━━ GIVEN RECORDS

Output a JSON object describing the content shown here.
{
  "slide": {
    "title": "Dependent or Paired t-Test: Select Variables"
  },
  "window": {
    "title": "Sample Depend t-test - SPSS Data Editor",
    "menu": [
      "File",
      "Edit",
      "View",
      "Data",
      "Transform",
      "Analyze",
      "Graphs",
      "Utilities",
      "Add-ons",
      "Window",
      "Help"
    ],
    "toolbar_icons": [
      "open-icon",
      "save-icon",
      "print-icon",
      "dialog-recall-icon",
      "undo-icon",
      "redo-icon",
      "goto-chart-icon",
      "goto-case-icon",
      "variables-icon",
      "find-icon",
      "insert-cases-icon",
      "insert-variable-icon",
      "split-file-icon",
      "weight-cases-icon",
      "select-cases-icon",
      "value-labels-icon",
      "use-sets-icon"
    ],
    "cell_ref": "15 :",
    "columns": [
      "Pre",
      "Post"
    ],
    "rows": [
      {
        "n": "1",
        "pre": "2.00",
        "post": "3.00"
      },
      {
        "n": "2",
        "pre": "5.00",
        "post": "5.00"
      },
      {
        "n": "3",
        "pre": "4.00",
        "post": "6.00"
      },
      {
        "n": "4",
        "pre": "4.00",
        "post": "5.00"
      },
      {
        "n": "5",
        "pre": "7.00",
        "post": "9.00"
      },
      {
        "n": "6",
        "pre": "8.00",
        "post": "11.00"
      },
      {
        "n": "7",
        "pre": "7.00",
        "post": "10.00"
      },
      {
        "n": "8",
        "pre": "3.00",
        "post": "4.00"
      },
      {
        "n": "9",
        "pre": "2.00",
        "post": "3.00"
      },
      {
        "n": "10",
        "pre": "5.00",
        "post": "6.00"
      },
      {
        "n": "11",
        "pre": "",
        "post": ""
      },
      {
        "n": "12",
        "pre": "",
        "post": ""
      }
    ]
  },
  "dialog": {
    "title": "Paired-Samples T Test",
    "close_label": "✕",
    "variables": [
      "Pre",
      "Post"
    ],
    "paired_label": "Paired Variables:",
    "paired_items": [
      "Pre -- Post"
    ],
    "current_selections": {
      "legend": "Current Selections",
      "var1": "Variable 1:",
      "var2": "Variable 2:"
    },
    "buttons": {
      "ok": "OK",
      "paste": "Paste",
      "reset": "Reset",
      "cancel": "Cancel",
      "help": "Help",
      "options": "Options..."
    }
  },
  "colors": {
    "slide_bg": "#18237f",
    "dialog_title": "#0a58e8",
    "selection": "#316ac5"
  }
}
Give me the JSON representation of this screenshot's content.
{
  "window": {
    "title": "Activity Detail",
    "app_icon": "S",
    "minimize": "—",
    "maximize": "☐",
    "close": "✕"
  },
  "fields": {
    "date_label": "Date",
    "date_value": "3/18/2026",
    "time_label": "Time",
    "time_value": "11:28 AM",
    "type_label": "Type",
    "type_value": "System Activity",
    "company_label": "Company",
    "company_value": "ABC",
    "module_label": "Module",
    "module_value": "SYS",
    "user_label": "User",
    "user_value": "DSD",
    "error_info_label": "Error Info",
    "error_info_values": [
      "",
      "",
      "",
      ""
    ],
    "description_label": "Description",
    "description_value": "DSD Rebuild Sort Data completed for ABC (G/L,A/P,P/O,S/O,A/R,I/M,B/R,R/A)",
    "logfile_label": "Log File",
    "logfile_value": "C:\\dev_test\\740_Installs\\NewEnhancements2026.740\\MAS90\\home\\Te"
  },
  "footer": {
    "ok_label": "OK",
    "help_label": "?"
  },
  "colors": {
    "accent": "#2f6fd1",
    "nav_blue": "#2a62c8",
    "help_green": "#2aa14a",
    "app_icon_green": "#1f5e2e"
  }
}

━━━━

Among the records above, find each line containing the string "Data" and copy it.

# COMPLETED TASK
    "title": "Sample Depend t-test - SPSS Data Editor",
      "Data",
    "description_value": "DSD Rebuild Sort Data completed for ABC (G/L,A/P,P/O,S/O,A/R,I/M,B/R,R/A)",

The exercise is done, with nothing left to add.